Crimes of dispassion
When Milton wrote, “Heaven, the seat of bliss, brooks not the works of violence and war,” I cannot help but think of my home town, for it is so Edenic and removed from the harsh realities that exist in much of the world that I often feel the need to leave and explore.

I’m guilty of a selfish, heinous crime: I often take my life for granted. There are some days, when I look at mountains so familiar, it’s like watching the end of an over-played movie on TV. The final scene of “A Few Good Men” used to be moving, but Jack Nicholson’s speech is censored and Tom Cruise is less charming now that we know he’s a Scientologist.
These mountains, the verdant valleys and far off snow-capped summits, are beautiful in their familiarity.  But my sense of wonder often grows stale in the face of wander-lust. I become convinced that there are other beautiful, friendly, safe towns out in the wide, wild world. I was born in Durango, after all, there has to be more, but I haven’t found it yet.

To cure my wanderlust, I try to travel, to see things that surprise me, impress me, challenge me, scare me.  I try to exchange the comfort of paradise for the discomfort of adventure. This year, I may or may not have gone to an island in the Caribbean that is off limits to most Americans—in fact, I may or may not be writing from the aforementioned forbidden destination. This country will most likely open up to more tourism with the death of a certain bearded political figure, but currently, were I to be there, I would be guilty of a federal offense.

So, exchanging one crime for another, I must confess that I miss Colorado. Flipping through the vacation pictures, past beaches and colonial stone Iglesias, past the malecón at sunset and a lighthouse on a cliff, are pictures from last summer when Boyfriend and I backpacked across Colorado for 21 days. I am especially fascinated with pictures of mountains in every direction – a pass we had crossed the day before, the view from 14,321 feet, and looking south to what we will summit the next day.

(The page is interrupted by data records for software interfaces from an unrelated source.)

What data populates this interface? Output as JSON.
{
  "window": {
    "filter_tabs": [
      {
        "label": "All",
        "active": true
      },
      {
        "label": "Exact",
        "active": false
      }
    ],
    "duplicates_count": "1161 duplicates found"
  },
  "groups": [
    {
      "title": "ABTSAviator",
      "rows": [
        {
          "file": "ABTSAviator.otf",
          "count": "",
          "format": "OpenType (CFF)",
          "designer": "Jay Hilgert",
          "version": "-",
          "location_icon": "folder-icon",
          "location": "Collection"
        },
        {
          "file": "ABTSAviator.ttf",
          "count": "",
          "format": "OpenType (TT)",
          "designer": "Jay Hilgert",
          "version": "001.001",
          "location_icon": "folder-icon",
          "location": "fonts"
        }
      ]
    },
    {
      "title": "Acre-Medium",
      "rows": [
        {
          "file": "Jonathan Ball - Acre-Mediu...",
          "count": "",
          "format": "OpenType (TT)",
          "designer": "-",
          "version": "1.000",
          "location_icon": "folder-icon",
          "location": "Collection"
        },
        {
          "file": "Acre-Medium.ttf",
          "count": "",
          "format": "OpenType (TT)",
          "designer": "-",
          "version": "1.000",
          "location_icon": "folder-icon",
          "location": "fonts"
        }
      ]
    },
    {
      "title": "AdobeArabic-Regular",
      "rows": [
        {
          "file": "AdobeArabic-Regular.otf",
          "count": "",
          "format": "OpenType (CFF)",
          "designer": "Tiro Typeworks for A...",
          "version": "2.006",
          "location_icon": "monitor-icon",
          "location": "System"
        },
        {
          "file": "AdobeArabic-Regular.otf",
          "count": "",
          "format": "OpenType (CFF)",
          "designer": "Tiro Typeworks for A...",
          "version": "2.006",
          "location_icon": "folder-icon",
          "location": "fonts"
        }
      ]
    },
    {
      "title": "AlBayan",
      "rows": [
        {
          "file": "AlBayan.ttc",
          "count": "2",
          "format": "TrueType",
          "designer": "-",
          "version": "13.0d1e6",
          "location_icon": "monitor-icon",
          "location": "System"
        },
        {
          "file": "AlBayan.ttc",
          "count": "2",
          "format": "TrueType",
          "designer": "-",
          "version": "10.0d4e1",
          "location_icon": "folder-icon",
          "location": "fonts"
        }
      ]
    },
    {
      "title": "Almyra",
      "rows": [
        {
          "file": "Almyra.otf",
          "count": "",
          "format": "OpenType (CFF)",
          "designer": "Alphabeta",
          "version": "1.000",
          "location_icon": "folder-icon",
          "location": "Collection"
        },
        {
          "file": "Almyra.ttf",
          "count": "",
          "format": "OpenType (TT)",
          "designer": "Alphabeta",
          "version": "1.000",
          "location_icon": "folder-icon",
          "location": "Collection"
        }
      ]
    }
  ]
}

As I sit in a café drinking daiquiris like Hemingway, in a city that feels more like a Bikram yoga studio than a Caribbean harbor, and isolated by my linguistic incompetence, I feel the desired discomfort of travel. (This is more likely due to the heat/humidity, because I can’t stop sweating and my only chance at rehydration is the ice in the daiquiri—uno más, por favor!)

Looking at pictures from the previous year, I envy the girl smiling back in a rain jacket and long hiking pants (she actually looks cold!) she has her dog with her, a tired, happy Labrador, and a scruffy boyfriend. I remember how exhausted we were, how bad we smelled, and how good it felt to “shower” in snow-melt creeks at 10,000 feet. To pass the time, we played memory games and somehow Taylor Swift and her catchy lyrics followed us along the trail, playing on repeat in my mind until I began to sing along to scare off potential predators. (The lack of cougar and bear encounters are proof that she’s talented in her own way and so am I.)

I think about the short time I have left in this Caribbean hot box and remember a line from Milton’s Paradise Lost: “Short retirement urges sweet return.” This was uttered by Adam, asking Eve for a little space, he just wanted to bro-down, and as we all know, this is when the snake found her.
As my daiquiri-soaked thoughts come through and mix with Miltonic theory, I wonder at the idea of paradise. Can it ever be found, or is it intrinsically lost?

Many islands in the Caribbean rely on a tourism industry that revolves around the idea of paradise—but this heavenly fabrication is more akin to Disney Land than to natural beauty. Resorts rely on control and isolation and even the beaches where the cruise ships dock tend to be rented out, cleaned up and forbidden from the outside. There is poverty, but it’s usually either hidden or exploited. There’s garbage, stray dogs and feces, but not in the tourist part of town.

My Caribe adventure was filled with hostels, buses, crowded beaches and locals. I avoided the façade, but my travels reminded me that my paradise is in the valleys, it’s by the river, it’s in the afternoon thunder, and it’s in walking up a mountain not down the beach. I’m loving my vacation, but I’m eager for home—and with my unsettled desire comes an unsettled thought that I’m just so contrary that I desire to be wherever I am not.

Adam and Eve ate the fruit of the Tree of Knowledge of Good and Evil, with it they gained consciousness and were banished from Eden. Only in their exile did they become aware of their heavenly home to which they could not return. Am I similarly cursed to only appreciate my home through absence?

I know, even though I’m not yet on the plane descending through mountains, how it will feel to come home. I know that I will revel in the sight of familiar mountains, trying to find lakes, rivers, peaks and towns from above. I know that the mountains are like a jagged security blanket that holds me tight against the outside world.

Coming home to work and dog and routine is not the real world: it is safe and beautiful and relaxing. The outside is real, with real problems such as disease, poverty and totalitarian regimes. For my crime of dispassion, I’m paying the price of being homesick. It’s a short sentence, but I’ll try not to forget the lessons I’ve learned when I return to Eden.

– Maggie Casey